From the time of diagnosis and throughout the course of the disease, movement and staying physically active are essential. Exercise and physical therapy can help people with PD keep moving well. In this episode, Heather Cianci, PT, MS shares how physical therapists with a neurological specialization are an important part of the PD health care team and should be consulted early, for an initial evaluation, to address any movement problems and encourage exercise as a part of treatment to minimize problems later.
Sexuality is much more than just physical sexual functioning. It encompasses self-image, attraction and a broad spectrum of emotions. Complex problems may arise for people with Parkinson’s, including motor and non-motor symptoms, sexual functioning, diminished pleasure and changes in relationship dynamics due to symptoms or medications. In this podcast, Gila Bronner, MPH, MSW, CST talks about some of the sexual problems one may encounter with PD and offers practical advice for dealing with them and enhancing intimacy.

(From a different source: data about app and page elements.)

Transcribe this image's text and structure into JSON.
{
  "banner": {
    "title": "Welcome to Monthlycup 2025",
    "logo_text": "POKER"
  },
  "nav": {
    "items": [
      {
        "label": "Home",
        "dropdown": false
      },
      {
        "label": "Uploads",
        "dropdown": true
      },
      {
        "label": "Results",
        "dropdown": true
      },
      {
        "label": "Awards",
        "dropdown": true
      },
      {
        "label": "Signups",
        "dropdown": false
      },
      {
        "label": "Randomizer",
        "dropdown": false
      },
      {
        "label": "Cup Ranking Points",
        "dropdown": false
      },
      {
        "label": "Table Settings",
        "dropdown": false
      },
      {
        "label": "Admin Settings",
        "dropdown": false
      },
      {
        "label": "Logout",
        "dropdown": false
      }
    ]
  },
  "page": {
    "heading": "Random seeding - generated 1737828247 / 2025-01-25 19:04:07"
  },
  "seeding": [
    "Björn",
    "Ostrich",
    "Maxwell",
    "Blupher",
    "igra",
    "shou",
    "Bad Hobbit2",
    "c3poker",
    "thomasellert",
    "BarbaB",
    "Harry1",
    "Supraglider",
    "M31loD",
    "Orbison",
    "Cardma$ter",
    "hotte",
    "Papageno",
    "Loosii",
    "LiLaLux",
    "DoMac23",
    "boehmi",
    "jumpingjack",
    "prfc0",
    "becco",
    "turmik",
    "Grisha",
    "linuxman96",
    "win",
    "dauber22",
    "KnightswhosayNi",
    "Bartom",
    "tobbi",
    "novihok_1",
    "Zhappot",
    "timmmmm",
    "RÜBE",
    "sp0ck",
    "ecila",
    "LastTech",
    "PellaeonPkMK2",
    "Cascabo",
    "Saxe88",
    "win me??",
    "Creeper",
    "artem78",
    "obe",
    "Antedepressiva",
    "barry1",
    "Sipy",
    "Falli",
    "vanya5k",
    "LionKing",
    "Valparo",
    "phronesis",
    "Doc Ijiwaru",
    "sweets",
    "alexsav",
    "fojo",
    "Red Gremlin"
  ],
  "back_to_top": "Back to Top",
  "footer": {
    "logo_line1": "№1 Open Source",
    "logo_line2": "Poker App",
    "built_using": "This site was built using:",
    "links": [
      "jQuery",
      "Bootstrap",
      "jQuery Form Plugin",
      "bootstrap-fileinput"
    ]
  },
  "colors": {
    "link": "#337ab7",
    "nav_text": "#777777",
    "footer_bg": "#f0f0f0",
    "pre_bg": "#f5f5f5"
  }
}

Two important issues regarding Parkinson’s medications are when to initiate them in the early phases of the disease and how to ensure that people use their medications on time, every time. In this episode, Indu Subramanian, MD, discusses the timing of when to begin medication and ways to get the most benefit from medications.
Social isolation can have harmful effects on health. It often increases with age because of loss of loved ones, hearing or vision deficits or loss of mobility. Loneliness may lead to poor sleep and depression, two symptoms already experienced by people with PD. In this podcast, Dr. Subramanian discusses loneliness and social isolation and offers suggestions for keeping them at bay.
People with Parkinson’s may experience two seemingly contradictory movement problems. Bradykinesia (slowness of movement) is a cardinal symptom of the disease. Dyskinesias are involuntary, erratic, writhing movements. In this episode, neurologist Benjamin Walter, MD, describes how bradykinesia and dyskinesia can affect people’s lives, how to alleviate the discomfort, how to work with your neurologist to minimize them and what is in development to help.
Among the many non-motor symptoms of Parkinson’s are blood pressure changes. One manifestation is neurogenic orthostatic hypotension, a condition in which blood pressure drops sharply when one moves from a reclining to a more upright position, such as standing up. In this podcast, neurologist Katie Longardner, MD discusses the problem, how it is diagnosed, what people can do to alleviate it and current research.
When to consider an assisted living facility or a skilled nursing facility for someone with Parkinson’s is a monumental decision. Joan Gardner, BSN and Rose Wichmann, PT explore many of the issues that are central to choosing an assisted living or skilled nursing facility as well as ensuring the best experience once someone resides there.